## Problem requirements
The entries need to be copied exactly.

## Extracted material
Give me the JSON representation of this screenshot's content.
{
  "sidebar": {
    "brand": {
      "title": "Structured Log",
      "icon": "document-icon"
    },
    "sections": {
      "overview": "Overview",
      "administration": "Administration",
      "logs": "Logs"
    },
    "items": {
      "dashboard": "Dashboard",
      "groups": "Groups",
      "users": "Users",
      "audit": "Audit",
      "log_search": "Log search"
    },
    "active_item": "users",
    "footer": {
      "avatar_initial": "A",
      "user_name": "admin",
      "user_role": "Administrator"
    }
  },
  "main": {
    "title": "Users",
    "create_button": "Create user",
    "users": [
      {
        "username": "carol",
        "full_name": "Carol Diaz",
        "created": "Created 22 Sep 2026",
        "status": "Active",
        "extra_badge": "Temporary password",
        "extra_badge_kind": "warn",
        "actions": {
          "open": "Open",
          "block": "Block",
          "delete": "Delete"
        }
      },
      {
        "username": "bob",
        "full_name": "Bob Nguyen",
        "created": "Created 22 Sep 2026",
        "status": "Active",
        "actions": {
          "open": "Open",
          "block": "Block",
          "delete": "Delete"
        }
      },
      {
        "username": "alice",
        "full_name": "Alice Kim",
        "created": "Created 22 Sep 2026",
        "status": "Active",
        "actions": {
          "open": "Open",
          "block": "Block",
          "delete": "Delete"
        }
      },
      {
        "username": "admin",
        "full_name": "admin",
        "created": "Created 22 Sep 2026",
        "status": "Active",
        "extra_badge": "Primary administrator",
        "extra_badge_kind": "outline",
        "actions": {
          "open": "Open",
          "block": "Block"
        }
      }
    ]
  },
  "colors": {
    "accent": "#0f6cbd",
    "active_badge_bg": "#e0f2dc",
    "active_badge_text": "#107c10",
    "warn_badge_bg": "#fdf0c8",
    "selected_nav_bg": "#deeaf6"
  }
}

## Written response
Give me the JSON representation of this screenshot's content.
{
  "sidebar": {
    "brand": {
      "title": "Structured Log",
      "icon": "document-icon"
    },
    "sections": {
      "overview": "Overview",
      "administration": "Administration",
      "logs": "Logs"
    },
    "items": {
      "dashboard": "Dashboard",
      "groups": "Groups",
      "users": "Users",
      "audit": "Audit",
      "log_search": "Log search"
    },
    "active_item": "users",
    "footer": {
      "avatar_initial": "A",
      "user_name": "admin",
      "user_role": "Administrator"
    }
  },
  "main": {
    "title": "Users",
    "create_button": "Create user",
    "users": [
      {
        "username": "carol",
        "full_name": "Carol Diaz",
        "created": "Created 22 Sep 2026",
        "status": "Active",
        "extra_badge": "Temporary password",
        "extra_badge_kind": "warn",
        "actions": {
          "open": "Open",
          "block": "Block",
          "delete": "Delete"
        }
      },
      {
        "username": "bob",
        "full_name": "Bob Nguyen",
        "created": "Created 22 Sep 2026",
        "status": "Active",
        "actions": {
          "open": "Open",
          "block": "Block",
          "delete": "Delete"
        }
      },
      {
        "username": "alice",
        "full_name": "Alice Kim",
        "created": "Created 22 Sep 2026",
        "status": "Active",
        "actions": {
          "open": "Open",
          "block": "Block",
          "delete": "Delete"
        }
      },
      {
        "username": "admin",
        "full_name": "admin",
        "created": "Created 22 Sep 2026",
        "status": "Active",
        "extra_badge": "Primary administrator",
        "extra_badge_kind": "outline",
        "actions": {
          "open": "Open",
          "block": "Block"
        }
      }
    ]
  },
  "colors": {
    "accent": "#0f6cbd",
    "active_badge_bg": "#e0f2dc",
    "active_badge_text": "#107c10",
    "warn_badge_bg": "#fdf0c8",
    "selected_nav_bg": "#deeaf6"
  }
}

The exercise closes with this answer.